------ Data ------

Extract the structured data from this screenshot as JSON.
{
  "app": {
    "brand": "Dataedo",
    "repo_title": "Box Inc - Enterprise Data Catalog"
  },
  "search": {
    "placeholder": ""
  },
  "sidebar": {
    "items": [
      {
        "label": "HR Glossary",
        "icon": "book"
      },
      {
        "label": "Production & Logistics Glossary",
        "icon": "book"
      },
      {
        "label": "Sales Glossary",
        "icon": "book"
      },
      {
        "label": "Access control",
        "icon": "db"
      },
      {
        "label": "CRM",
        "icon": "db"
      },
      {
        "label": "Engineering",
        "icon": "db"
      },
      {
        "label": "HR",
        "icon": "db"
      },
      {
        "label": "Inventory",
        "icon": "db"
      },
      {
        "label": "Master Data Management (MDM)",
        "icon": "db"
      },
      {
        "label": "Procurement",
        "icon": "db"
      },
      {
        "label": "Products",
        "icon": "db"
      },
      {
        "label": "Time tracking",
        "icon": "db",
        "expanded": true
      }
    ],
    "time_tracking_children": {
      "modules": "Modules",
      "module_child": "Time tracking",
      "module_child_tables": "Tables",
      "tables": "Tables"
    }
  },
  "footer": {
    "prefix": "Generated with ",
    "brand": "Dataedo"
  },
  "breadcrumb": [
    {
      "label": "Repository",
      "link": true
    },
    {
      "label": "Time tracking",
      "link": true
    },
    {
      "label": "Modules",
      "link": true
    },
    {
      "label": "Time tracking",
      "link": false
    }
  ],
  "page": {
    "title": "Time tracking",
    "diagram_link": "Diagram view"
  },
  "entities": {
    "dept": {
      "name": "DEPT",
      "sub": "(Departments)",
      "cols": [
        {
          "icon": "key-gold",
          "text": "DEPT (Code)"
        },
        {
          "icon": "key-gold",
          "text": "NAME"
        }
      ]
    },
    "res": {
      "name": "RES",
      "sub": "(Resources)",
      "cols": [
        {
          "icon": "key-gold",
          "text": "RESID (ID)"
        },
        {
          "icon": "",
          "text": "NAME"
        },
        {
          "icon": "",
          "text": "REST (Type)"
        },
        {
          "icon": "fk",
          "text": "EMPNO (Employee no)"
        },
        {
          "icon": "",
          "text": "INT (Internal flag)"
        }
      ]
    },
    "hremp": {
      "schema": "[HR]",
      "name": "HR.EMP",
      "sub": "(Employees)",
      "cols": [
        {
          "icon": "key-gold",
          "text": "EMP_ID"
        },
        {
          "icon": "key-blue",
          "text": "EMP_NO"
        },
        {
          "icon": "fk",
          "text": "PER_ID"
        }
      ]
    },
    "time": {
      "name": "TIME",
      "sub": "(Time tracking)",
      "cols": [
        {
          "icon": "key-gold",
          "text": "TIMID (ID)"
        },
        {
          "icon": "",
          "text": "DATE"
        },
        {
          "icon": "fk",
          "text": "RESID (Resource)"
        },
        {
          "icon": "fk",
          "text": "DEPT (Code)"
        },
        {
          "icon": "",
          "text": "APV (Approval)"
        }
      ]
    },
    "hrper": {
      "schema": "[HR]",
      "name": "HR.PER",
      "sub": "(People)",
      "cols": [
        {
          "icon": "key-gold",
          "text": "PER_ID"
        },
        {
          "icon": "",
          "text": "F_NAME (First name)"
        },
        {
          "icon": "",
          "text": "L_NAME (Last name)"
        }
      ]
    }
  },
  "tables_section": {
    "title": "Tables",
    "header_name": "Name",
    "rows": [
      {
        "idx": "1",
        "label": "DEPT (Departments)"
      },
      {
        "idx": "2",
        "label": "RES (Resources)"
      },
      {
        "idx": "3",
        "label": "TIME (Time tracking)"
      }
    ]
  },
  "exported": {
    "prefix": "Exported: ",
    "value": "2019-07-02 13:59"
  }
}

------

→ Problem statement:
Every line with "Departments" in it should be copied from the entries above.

→ Response area:
      "sub": "(Departments)",
        "label": "DEPT (Departments)"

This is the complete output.